**WHAT TO PRODUCE**
Copy out each line of the data below in which "true" appears.

**INPUT DATA**
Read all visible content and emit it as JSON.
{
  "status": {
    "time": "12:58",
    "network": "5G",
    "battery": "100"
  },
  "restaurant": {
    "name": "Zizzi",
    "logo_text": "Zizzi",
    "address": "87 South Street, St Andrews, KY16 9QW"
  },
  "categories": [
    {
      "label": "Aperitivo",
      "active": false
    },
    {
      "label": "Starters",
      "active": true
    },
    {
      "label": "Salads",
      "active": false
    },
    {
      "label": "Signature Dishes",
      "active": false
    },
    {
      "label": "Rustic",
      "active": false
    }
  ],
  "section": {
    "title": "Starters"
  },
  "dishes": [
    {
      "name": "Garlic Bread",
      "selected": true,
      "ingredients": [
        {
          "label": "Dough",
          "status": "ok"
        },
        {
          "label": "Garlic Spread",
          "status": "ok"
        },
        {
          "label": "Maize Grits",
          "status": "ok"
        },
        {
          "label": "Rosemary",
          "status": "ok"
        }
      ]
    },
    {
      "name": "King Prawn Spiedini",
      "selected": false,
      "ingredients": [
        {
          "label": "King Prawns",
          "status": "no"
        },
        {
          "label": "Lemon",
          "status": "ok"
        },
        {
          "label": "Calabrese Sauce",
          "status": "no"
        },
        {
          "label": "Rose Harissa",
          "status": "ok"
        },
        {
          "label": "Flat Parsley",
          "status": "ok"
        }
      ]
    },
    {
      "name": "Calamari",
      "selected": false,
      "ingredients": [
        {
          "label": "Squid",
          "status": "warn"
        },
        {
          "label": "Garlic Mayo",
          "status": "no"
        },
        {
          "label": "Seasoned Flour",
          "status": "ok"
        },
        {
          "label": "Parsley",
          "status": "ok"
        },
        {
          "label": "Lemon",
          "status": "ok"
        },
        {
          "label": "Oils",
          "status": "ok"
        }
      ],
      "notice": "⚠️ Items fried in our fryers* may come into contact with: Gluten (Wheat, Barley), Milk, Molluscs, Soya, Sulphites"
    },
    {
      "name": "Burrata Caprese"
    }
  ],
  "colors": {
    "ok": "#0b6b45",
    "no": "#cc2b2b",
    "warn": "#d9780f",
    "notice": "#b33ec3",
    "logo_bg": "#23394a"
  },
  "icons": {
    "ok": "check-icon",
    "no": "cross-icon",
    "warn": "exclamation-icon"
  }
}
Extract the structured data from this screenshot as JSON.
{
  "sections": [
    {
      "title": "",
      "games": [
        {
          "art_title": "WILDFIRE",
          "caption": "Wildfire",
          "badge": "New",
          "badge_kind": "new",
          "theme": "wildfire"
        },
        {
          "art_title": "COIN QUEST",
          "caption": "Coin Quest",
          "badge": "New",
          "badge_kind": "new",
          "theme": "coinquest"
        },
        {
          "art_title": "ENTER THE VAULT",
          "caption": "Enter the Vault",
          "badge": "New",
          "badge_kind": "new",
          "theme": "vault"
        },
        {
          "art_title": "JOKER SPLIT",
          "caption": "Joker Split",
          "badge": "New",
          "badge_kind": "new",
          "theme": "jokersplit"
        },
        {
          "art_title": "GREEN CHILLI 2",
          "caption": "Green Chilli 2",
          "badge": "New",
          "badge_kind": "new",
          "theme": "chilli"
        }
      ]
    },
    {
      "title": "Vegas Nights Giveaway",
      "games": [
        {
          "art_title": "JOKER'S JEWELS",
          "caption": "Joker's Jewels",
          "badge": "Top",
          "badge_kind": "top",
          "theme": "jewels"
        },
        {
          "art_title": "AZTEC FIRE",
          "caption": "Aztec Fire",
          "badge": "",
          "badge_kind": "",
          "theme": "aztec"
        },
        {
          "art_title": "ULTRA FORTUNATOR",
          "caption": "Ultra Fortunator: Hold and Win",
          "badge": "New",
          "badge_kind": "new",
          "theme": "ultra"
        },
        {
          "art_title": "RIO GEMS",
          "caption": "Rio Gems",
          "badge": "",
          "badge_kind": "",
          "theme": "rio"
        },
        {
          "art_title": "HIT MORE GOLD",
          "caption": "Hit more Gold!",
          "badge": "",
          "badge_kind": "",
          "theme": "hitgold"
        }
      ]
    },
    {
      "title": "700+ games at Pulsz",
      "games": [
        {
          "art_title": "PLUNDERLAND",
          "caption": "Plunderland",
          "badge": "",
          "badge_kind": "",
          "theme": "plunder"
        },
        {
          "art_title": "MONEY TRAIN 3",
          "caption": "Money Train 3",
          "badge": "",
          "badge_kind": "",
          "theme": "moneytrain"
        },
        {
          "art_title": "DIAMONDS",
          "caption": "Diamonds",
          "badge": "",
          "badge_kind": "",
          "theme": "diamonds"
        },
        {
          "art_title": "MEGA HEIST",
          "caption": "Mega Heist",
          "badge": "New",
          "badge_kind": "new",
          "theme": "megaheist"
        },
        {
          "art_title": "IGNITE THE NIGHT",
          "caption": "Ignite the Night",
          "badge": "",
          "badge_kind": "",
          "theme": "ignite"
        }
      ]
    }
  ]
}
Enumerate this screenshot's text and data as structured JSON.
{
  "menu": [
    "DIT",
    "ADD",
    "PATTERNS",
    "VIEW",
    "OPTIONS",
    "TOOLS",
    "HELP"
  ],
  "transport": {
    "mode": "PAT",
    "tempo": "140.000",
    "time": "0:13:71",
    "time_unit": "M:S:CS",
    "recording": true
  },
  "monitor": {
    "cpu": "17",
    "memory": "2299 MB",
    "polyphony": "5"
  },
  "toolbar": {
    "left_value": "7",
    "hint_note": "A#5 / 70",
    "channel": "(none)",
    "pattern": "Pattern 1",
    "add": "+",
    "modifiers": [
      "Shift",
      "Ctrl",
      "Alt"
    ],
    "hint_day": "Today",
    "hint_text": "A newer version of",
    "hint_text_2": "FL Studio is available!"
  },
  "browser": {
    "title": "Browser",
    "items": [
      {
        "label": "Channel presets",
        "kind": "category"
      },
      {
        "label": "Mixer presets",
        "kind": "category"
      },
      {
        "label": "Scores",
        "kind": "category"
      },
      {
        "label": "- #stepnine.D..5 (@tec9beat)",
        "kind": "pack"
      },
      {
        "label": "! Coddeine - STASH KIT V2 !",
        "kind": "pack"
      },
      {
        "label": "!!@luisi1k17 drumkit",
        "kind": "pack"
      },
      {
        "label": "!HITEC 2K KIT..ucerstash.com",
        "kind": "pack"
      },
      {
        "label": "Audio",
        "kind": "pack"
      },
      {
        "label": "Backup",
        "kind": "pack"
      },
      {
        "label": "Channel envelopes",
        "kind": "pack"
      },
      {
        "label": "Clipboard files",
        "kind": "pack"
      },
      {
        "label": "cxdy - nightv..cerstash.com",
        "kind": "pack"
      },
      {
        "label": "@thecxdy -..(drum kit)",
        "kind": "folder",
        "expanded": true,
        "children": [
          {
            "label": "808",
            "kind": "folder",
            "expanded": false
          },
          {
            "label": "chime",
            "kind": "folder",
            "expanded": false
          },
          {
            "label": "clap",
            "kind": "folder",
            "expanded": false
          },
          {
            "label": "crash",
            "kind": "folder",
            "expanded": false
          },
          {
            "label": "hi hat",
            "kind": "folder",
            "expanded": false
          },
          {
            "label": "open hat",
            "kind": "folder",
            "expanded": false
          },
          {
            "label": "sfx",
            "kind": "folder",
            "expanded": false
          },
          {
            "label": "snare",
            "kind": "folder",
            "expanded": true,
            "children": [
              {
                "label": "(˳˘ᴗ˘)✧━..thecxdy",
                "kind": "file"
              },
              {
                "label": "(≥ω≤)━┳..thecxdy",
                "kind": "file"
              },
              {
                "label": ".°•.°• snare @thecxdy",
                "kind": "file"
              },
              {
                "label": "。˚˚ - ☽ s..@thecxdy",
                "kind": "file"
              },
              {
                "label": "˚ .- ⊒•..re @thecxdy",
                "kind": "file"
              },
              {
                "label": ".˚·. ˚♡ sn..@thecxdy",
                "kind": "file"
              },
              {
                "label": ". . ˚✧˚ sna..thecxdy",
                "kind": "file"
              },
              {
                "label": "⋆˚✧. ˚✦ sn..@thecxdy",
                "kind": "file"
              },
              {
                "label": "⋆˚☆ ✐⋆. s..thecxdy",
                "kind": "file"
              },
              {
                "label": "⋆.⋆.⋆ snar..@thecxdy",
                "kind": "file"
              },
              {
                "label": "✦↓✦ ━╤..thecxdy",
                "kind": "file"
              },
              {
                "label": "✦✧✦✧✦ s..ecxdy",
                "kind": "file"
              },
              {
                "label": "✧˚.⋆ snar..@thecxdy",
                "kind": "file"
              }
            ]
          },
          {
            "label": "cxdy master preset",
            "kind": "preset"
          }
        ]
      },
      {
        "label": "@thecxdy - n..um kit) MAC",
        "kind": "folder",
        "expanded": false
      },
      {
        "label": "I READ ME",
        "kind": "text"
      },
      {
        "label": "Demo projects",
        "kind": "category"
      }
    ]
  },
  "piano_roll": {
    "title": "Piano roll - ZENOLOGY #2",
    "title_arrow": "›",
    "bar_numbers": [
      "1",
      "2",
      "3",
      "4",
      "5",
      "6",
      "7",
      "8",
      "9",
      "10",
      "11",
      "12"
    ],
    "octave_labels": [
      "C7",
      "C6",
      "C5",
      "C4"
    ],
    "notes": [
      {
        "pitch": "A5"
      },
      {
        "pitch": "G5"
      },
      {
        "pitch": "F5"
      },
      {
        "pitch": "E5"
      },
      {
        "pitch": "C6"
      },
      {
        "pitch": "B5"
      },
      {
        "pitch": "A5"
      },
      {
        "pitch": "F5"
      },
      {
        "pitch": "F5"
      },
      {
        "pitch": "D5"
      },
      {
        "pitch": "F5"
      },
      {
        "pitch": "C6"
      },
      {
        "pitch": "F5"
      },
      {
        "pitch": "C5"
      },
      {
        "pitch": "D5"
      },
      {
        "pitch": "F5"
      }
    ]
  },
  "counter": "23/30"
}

**RESULT**
      "active": true
      "selected": true,
    "recording": true
        "expanded": true,
            "expanded": true,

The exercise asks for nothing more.